## Recorded data

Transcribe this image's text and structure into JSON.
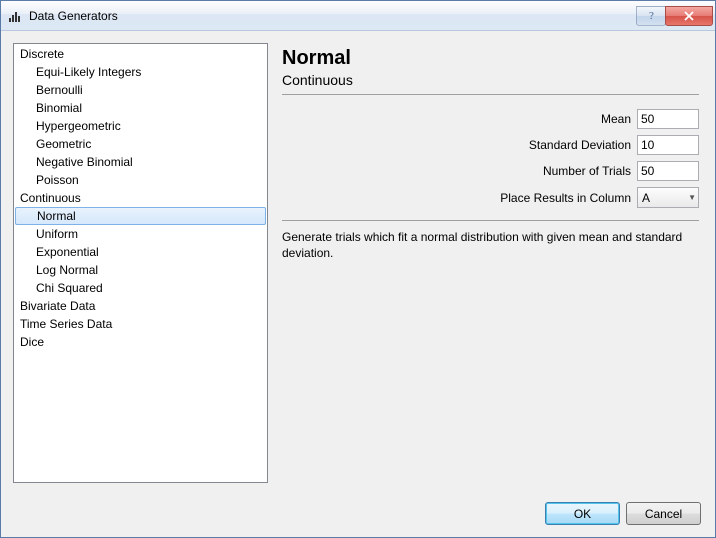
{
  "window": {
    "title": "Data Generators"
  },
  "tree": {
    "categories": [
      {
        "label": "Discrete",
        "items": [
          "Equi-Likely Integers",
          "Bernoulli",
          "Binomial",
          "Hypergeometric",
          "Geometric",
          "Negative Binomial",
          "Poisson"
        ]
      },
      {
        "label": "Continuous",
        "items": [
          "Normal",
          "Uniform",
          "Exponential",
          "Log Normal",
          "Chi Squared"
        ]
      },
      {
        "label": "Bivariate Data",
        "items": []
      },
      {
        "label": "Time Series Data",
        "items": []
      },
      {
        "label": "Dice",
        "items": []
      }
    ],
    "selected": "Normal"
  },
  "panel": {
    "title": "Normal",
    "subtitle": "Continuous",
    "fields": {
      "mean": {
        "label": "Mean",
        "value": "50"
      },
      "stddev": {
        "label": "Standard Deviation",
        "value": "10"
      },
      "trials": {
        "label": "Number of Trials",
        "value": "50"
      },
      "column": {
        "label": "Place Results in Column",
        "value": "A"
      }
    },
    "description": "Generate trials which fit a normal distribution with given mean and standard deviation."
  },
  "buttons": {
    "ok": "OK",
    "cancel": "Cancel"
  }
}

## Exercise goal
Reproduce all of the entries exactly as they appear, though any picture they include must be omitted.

## The answer
Transcribe this image's text and structure into JSON.
{
  "window": {
    "title": "Data Generators"
  },
  "tree": {
    "categories": [
      {
        "label": "Discrete",
        "items": [
          "Equi-Likely Integers",
          "Bernoulli",
          "Binomial",
          "Hypergeometric",
          "Geometric",
          "Negative Binomial",
          "Poisson"
        ]
      },
      {
        "label": "Continuous",
        "items": [
          "Normal",
          "Uniform",
          "Exponential",
          "Log Normal",
          "Chi Squared"
        ]
      },
      {
        "label": "Bivariate Data",
        "items": []
      },
      {
        "label": "Time Series Data",
        "items": []
      },
      {
        "label": "Dice",
        "items": []
      }
    ],
    "selected": "Normal"
  },
  "panel": {
    "title": "Normal",
    "subtitle": "Continuous",
    "fields": {
      "mean": {
        "label": "Mean",
        "value": "50"
      },
      "stddev": {
        "label": "Standard Deviation",
        "value": "10"
      },
      "trials": {
        "label": "Number of Trials",
        "value": "50"
      },
      "column": {
        "label": "Place Results in Column",
        "value": "A"
      }
    },
    "description": "Generate trials which fit a normal distribution with given mean and standard deviation."
  },
  "buttons": {
    "ok": "OK",
    "cancel": "Cancel"
  }
}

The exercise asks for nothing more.